#### [YOUR TASK]
Please output every record exactly, keeping each line as it is.

Saved data entries
-.-.-

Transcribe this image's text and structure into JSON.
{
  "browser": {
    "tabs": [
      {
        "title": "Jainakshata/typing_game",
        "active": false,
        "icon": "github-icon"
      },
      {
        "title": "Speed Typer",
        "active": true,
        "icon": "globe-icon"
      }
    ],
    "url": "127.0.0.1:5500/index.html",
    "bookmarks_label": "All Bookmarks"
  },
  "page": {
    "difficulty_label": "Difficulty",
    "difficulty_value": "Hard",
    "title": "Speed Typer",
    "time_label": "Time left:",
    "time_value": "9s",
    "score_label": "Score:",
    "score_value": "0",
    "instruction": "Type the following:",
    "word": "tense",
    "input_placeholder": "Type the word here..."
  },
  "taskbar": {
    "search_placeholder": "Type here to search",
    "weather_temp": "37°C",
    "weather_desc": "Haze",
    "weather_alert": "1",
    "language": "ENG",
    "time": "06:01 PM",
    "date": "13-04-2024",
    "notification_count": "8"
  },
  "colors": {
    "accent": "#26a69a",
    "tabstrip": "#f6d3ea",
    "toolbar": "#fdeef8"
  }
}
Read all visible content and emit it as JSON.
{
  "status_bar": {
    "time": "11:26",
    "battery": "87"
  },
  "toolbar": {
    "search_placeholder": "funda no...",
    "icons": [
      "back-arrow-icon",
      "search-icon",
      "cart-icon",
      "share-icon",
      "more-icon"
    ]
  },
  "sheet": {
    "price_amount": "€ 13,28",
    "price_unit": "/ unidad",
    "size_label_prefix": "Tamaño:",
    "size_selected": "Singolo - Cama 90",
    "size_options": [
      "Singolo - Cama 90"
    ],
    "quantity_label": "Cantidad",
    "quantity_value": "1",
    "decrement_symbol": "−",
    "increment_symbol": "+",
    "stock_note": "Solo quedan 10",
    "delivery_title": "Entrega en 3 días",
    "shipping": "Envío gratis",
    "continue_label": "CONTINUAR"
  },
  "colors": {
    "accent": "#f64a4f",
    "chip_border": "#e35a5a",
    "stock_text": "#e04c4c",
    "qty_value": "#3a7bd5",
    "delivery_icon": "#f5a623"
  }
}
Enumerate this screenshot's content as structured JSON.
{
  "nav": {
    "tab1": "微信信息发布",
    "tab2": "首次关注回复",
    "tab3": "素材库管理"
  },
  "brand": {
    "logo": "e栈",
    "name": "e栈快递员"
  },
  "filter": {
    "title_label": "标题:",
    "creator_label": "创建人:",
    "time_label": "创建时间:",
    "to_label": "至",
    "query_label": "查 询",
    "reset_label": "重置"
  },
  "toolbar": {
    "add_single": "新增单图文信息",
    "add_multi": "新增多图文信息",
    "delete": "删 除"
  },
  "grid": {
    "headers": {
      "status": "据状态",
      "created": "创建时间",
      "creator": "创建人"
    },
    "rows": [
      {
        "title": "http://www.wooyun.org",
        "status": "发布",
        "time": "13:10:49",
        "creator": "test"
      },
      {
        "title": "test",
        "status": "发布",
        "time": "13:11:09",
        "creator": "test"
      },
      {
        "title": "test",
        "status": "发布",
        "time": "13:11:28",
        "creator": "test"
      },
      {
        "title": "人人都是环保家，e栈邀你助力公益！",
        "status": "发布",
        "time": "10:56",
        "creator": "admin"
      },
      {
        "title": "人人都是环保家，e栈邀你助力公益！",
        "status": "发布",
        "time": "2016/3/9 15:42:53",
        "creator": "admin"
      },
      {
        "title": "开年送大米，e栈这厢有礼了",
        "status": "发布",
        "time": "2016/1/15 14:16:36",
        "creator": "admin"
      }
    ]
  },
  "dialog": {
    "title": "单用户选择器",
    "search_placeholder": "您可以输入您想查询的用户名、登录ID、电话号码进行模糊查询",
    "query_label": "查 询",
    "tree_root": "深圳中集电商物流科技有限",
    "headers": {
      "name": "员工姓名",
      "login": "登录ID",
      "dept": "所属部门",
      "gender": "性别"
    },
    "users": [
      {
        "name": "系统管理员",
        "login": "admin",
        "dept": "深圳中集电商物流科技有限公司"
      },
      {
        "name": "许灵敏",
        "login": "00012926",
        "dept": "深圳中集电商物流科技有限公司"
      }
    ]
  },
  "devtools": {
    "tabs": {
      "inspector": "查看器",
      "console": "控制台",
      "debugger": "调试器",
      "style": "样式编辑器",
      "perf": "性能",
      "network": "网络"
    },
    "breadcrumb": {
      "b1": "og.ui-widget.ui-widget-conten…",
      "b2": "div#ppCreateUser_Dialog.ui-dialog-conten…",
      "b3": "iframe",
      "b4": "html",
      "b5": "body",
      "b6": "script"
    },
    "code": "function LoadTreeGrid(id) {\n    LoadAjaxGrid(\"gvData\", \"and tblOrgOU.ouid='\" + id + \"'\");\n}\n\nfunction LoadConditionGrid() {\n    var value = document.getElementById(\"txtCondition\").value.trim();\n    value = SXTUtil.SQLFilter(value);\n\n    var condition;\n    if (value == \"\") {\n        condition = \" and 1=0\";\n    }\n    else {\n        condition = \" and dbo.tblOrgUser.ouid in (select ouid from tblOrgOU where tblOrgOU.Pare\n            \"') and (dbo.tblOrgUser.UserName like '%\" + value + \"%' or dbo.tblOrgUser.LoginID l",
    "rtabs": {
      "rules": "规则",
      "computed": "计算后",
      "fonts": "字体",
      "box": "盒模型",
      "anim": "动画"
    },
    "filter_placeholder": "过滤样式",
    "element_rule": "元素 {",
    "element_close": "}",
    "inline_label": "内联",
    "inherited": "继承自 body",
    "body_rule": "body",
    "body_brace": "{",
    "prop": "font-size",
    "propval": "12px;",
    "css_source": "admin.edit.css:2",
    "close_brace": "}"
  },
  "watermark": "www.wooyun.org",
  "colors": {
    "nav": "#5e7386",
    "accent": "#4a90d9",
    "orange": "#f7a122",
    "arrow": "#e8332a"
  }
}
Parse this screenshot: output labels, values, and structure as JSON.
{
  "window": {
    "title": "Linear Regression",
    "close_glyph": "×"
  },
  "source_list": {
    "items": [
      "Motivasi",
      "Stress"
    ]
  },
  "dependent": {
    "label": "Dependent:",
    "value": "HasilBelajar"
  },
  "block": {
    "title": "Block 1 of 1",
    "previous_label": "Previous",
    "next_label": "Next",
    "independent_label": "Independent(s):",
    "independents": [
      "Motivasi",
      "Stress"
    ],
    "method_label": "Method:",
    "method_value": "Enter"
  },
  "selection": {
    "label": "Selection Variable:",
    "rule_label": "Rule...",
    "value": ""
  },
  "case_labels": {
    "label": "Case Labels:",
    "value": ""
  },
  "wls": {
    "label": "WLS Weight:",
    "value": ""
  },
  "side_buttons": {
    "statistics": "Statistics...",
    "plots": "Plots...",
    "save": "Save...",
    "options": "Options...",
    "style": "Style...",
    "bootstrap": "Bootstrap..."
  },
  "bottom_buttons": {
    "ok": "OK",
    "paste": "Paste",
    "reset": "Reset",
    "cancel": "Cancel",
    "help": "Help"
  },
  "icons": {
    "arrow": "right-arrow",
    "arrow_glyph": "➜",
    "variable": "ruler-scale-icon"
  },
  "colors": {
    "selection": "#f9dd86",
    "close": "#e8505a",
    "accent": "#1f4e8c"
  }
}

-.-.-

#### [SOLVED EXERCISE]
Transcribe this image's text and structure into JSON.
{
  "browser": {
    "tabs": [
      {
        "title": "Jainakshata/typing_game",
        "active": false,
        "icon": "github-icon"
      },
      {
        "title": "Speed Typer",
        "active": true,
        "icon": "globe-icon"
      }
    ],
    "url": "127.0.0.1:5500/index.html",
    "bookmarks_label": "All Bookmarks"
  },
  "page": {
    "difficulty_label": "Difficulty",
    "difficulty_value": "Hard",
    "title": "Speed Typer",
    "time_label": "Time left:",
    "time_value": "9s",
    "score_label": "Score:",
    "score_value": "0",
    "instruction": "Type the following:",
    "word": "tense",
    "input_placeholder": "Type the word here..."
  },
  "taskbar": {
    "search_placeholder": "Type here to search",
    "weather_temp": "37°C",
    "weather_desc": "Haze",
    "weather_alert": "1",
    "language": "ENG",
    "time": "06:01 PM",
    "date": "13-04-2024",
    "notification_count": "8"
  },
  "colors": {
    "accent": "#26a69a",
    "tabstrip": "#f6d3ea",
    "toolbar": "#fdeef8"
  }
}
Read all visible content and emit it as JSON.
{
  "status_bar": {
    "time": "11:26",
    "battery": "87"
  },
  "toolbar": {
    "search_placeholder": "funda no...",
    "icons": [
      "back-arrow-icon",
      "search-icon",
      "cart-icon",
      "share-icon",
      "more-icon"
    ]
  },
  "sheet": {
    "price_amount": "€ 13,28",
    "price_unit": "/ unidad",
    "size_label_prefix": "Tamaño:",
    "size_selected": "Singolo - Cama 90",
    "size_options": [
      "Singolo - Cama 90"
    ],
    "quantity_label": "Cantidad",
    "quantity_value": "1",
    "decrement_symbol": "−",
    "increment_symbol": "+",
    "stock_note": "Solo quedan 10",
    "delivery_title": "Entrega en 3 días",
    "shipping": "Envío gratis",
    "continue_label": "CONTINUAR"
  },
  "colors": {
    "accent": "#f64a4f",
    "chip_border": "#e35a5a",
    "stock_text": "#e04c4c",
    "qty_value": "#3a7bd5",
    "delivery_icon": "#f5a623"
  }
}
Enumerate this screenshot's content as structured JSON.
{
  "nav": {
    "tab1": "微信信息发布",
    "tab2": "首次关注回复",
    "tab3": "素材库管理"
  },
  "brand": {
    "logo": "e栈",
    "name": "e栈快递员"
  },
  "filter": {
    "title_label": "标题:",
    "creator_label": "创建人:",
    "time_label": "创建时间:",
    "to_label": "至",
    "query_label": "查 询",
    "reset_label": "重置"
  },
  "toolbar": {
    "add_single": "新增单图文信息",
    "add_multi": "新增多图文信息",
    "delete": "删 除"
  },
  "grid": {
    "headers": {
      "status": "据状态",
      "created": "创建时间",
      "creator": "创建人"
    },
    "rows": [
      {
        "title": "http://www.wooyun.org",
        "status": "发布",
        "time": "13:10:49",
        "creator": "test"
      },
      {
        "title": "test",
        "status": "发布",
        "time": "13:11:09",
        "creator": "test"
      },
      {
        "title": "test",
        "status": "发布",
        "time": "13:11:28",
        "creator": "test"
      },
      {
        "title": "人人都是环保家，e栈邀你助力公益！",
        "status": "发布",
        "time": "10:56",
        "creator": "admin"
      },
      {
        "title": "人人都是环保家，e栈邀你助力公益！",
        "status": "发布",
        "time": "2016/3/9 15:42:53",
        "creator": "admin"
      },
      {
        "title": "开年送大米，e栈这厢有礼了",
        "status": "发布",
        "time": "2016/1/15 14:16:36",
        "creator": "admin"
      }
    ]
  },
  "dialog": {
    "title": "单用户选择器",
    "search_placeholder": "您可以输入您想查询的用户名、登录ID、电话号码进行模糊查询",
    "query_label": "查 询",
    "tree_root": "深圳中集电商物流科技有限",
    "headers": {
      "name": "员工姓名",
      "login": "登录ID",
      "dept": "所属部门",
      "gender": "性别"
    },
    "users": [
      {
        "name": "系统管理员",
        "login": "admin",
        "dept": "深圳中集电商物流科技有限公司"
      },
      {
        "name": "许灵敏",
        "login": "00012926",
        "dept": "深圳中集电商物流科技有限公司"
      }
    ]
  },
  "devtools": {
    "tabs": {
      "inspector": "查看器",
      "console": "控制台",
      "debugger": "调试器",
      "style": "样式编辑器",
      "perf": "性能",
      "network": "网络"
    },
    "breadcrumb": {
      "b1": "og.ui-widget.ui-widget-conten…",
      "b2": "div#ppCreateUser_Dialog.ui-dialog-conten…",
      "b3": "iframe",
      "b4": "html",
      "b5": "body",
      "b6": "script"
    },
    "code": "function LoadTreeGrid(id) {\n    LoadAjaxGrid(\"gvData\", \"and tblOrgOU.ouid='\" + id + \"'\");\n}\n\nfunction LoadConditionGrid() {\n    var value = document.getElementById(\"txtCondition\").value.trim();\n    value = SXTUtil.SQLFilter(value);\n\n    var condition;\n    if (value == \"\") {\n        condition = \" and 1=0\";\n    }\n    else {\n        condition = \" and dbo.tblOrgUser.ouid in (select ouid from tblOrgOU where tblOrgOU.Pare\n            \"') and (dbo.tblOrgUser.UserName like '%\" + value + \"%' or dbo.tblOrgUser.LoginID l",
    "rtabs": {
      "rules": "规则",
      "computed": "计算后",
      "fonts": "字体",
      "box": "盒模型",
      "anim": "动画"
    },
    "filter_placeholder": "过滤样式",
    "element_rule": "元素 {",
    "element_close": "}",
    "inline_label": "内联",
    "inherited": "继承自 body",
    "body_rule": "body",
    "body_brace": "{",
    "prop": "font-size",
    "propval": "12px;",
    "css_source": "admin.edit.css:2",
    "close_brace": "}"
  },
  "watermark": "www.wooyun.org",
  "colors": {
    "nav": "#5e7386",
    "accent": "#4a90d9",
    "orange": "#f7a122",
    "arrow": "#e8332a"
  }
}
Parse this screenshot: output labels, values, and structure as JSON.
{
  "window": {
    "title": "Linear Regression",
    "close_glyph": "×"
  },
  "source_list": {
    "items": [
      "Motivasi",
      "Stress"
    ]
  },
  "dependent": {
    "label": "Dependent:",
    "value": "HasilBelajar"
  },
  "block": {
    "title": "Block 1 of 1",
    "previous_label": "Previous",
    "next_label": "Next",
    "independent_label": "Independent(s):",
    "independents": [
      "Motivasi",
      "Stress"
    ],
    "method_label": "Method:",
    "method_value": "Enter"
  },
  "selection": {
    "label": "Selection Variable:",
    "rule_label": "Rule...",
    "value": ""
  },
  "case_labels": {
    "label": "Case Labels:",
    "value": ""
  },
  "wls": {
    "label": "WLS Weight:",
    "value": ""
  },
  "side_buttons": {
    "statistics": "Statistics...",
    "plots": "Plots...",
    "save": "Save...",
    "options": "Options...",
    "style": "Style...",
    "bootstrap": "Bootstrap..."
  },
  "bottom_buttons": {
    "ok": "OK",
    "paste": "Paste",
    "reset": "Reset",
    "cancel": "Cancel",
    "help": "Help"
  },
  "icons": {
    "arrow": "right-arrow",
    "arrow_glyph": "➜",
    "variable": "ruler-scale-icon"
  },
  "colors": {
    "selection": "#f9dd86",
    "close": "#e8505a",
    "accent": "#1f4e8c"
  }
}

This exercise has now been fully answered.